In Great American Insurance Company v. Hamel, 60 Tex. Sup. Ct. J. 1257, ___ S.W.3d ___ (Tex. 2017), the Texas Supreme Court clarified its decision in State Farm Fire & Cas. Co. v. Gandy, 925 S.W.3d 696, 714 (Tex. 1996), that a judgment rendered against a policyholder that is not the result of a “fully adversarial trial” is not enforceable against an insurer.
The underlying suit involved claims against a Great American policyholder, Terry Mitchell Builders. Great American originally disclaimed, and the policyholder defended itself in the underlying litigation. Before trial, plaintiff and the policyholder entered into an agreement that, in the event the plaintiff obtained judgment against the policyholder, it would not seek to recover from the policyholder individually, and agreed to enforce the judgment against the policyholder’s assets, which were none. The policyholder also signed stipulations of fact in which it admitted to a duty and breach of that duty. At trial, the insured offered testimony consistent with the stipulations, presented no witnesses, and submitted no proposed findings. Plaintiff was awarded damages totaling over $360,000.
The policyholder then assigned most of his rights against Great American to the plaintiff and plaintiff sued Great American, which conceded it owed a duty to defend but challenged the judgment. After a bench trial on the coverage issues, plaintiff was awarded judgment in the amount of $355,838. Under the rule of Gandy, a policyholder’s judgment creditor may not enforce a judgment obtained in the absence of a “fully adversarial trial.” The trial court and appellate court found the rule of Gandy did not preclude enforcement of the judgment. The Texas Supreme Court reversed, finding the controlling factor is not an evaluation of the policyholder’s trial strategies, but was instead whether, at the time of the underlying trial or settlement, the policyholder bore an actual risk of liability for the damages awarded or agreed upon, or had some other meaningful incentive to ensure that the judgment or settlement accurately reflects the plaintiff’s damages and thus, the policyholder’s covered liability loss. Applying this new standard, the Texas Supreme Court held the underlying trial was not “fully adversarial” since the policyholder had no financial stake in the outcome of the trial. The court refused to preclude the parties from litigating the underlying liability issues in the coverage suit and remanded the case so the parties could properly litigate liability issues.

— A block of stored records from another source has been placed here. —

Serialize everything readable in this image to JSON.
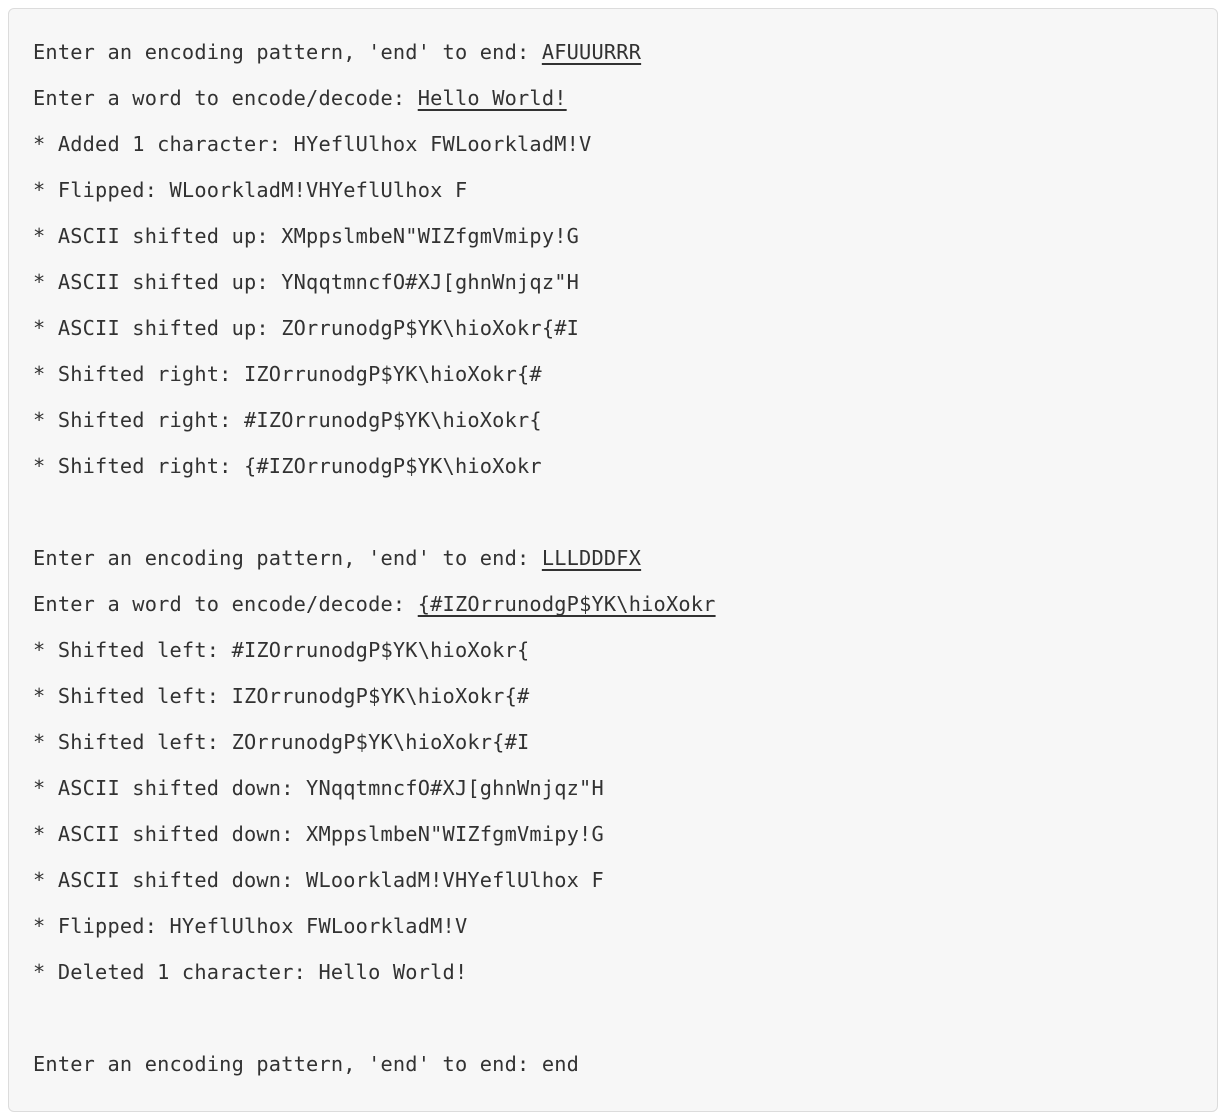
{
  "blocks": [
    {
      "prompt_pattern": "Enter an encoding pattern, 'end' to end: ",
      "pattern_input": "AFUUURRR",
      "prompt_word": "Enter a word to encode/decode: ",
      "word_input": "Hello World!",
      "steps": [
        "* Added 1 character: HYeflUlhox FWLoorkladM!V",
        "* Flipped: WLoorkladM!VHYeflUlhox F",
        "* ASCII shifted up: XMppslmbeN\"WIZfgmVmipy!G",
        "* ASCII shifted up: YNqqtmncfO#XJ[ghnWnjqz\"H",
        "* ASCII shifted up: ZOrrunodgP$YK\\hioXokr{#I",
        "* Shifted right: IZOrrunodgP$YK\\hioXokr{#",
        "* Shifted right: #IZOrrunodgP$YK\\hioXokr{",
        "* Shifted right: {#IZOrrunodgP$YK\\hioXokr"
      ]
    },
    {
      "prompt_pattern": "Enter an encoding pattern, 'end' to end: ",
      "pattern_input": "LLLDDDFX",
      "prompt_word": "Enter a word to encode/decode: ",
      "word_input": "{#IZOrrunodgP$YK\\hioXokr",
      "steps": [
        "* Shifted left: #IZOrrunodgP$YK\\hioXokr{",
        "* Shifted left: IZOrrunodgP$YK\\hioXokr{#",
        "* Shifted left: ZOrrunodgP$YK\\hioXokr{#I",
        "* ASCII shifted down: YNqqtmncfO#XJ[ghnWnjqz\"H",
        "* ASCII shifted down: XMppslmbeN\"WIZfgmVmipy!G",
        "* ASCII shifted down: WLoorkladM!VHYeflUlhox F",
        "* Flipped: HYeflUlhox FWLoorkladM!V",
        "* Deleted 1 character: Hello World!"
      ]
    }
  ],
  "final": {
    "prompt_pattern": "Enter an encoding pattern, 'end' to end: ",
    "pattern_input": "end"
  }
}
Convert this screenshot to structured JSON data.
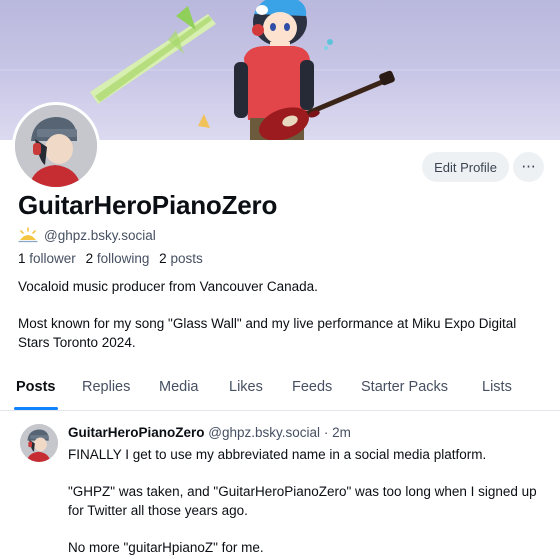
{
  "header": {
    "edit_profile_label": "Edit Profile",
    "more_label": "···"
  },
  "profile": {
    "display_name": "GuitarHeroPianoZero",
    "handle": "@ghpz.bsky.social",
    "followers_count": "1",
    "followers_label": "follower",
    "following_count": "2",
    "following_label": "following",
    "posts_count": "2",
    "posts_label": "posts",
    "bio_line1": "Vocaloid music producer from Vancouver Canada.",
    "bio_line2": "Most known for my song \"Glass Wall\" and my live performance at Miku Expo Digital Stars Toronto 2024."
  },
  "tabs": [
    {
      "label": "Posts",
      "active": true
    },
    {
      "label": "Replies",
      "active": false
    },
    {
      "label": "Media",
      "active": false
    },
    {
      "label": "Likes",
      "active": false
    },
    {
      "label": "Feeds",
      "active": false
    },
    {
      "label": "Starter Packs",
      "active": false
    },
    {
      "label": "Lists",
      "active": false
    }
  ],
  "post": {
    "author_name": "GuitarHeroPianoZero",
    "author_handle": "@ghpz.bsky.social",
    "separator": "·",
    "time": "2m",
    "paragraphs": [
      "FINALLY I get to use my abbreviated name in a social media platform.",
      "\"GHPZ\" was taken, and \"GuitarHeroPianoZero\" was too long when I signed up for Twitter all those years ago.",
      "No more \"guitarHpianoZ\" for me."
    ]
  },
  "icons": {
    "handle_badge": "sun-icon",
    "more": "ellipsis-icon"
  },
  "colors": {
    "accent": "#1083fe",
    "banner_bg": "#c9c7e6",
    "muted_text": "#465062",
    "button_bg": "#eef1f4"
  }
}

The Hamel decision clarifies Texas law by confirming that a judgment against a policyholder is not enforceable unless it is the result of a fully adversarial trial, and when judgment is not the result of a fully adversarial trial, liability issues may be re-litigated in a subsequent coverage action. The Supreme Court’s decision limits the underlying plaintiff’s ability to enforce an inflated judgment obtained in a non-adversarial proceeding.
For more information, please contact a Tressler attorney.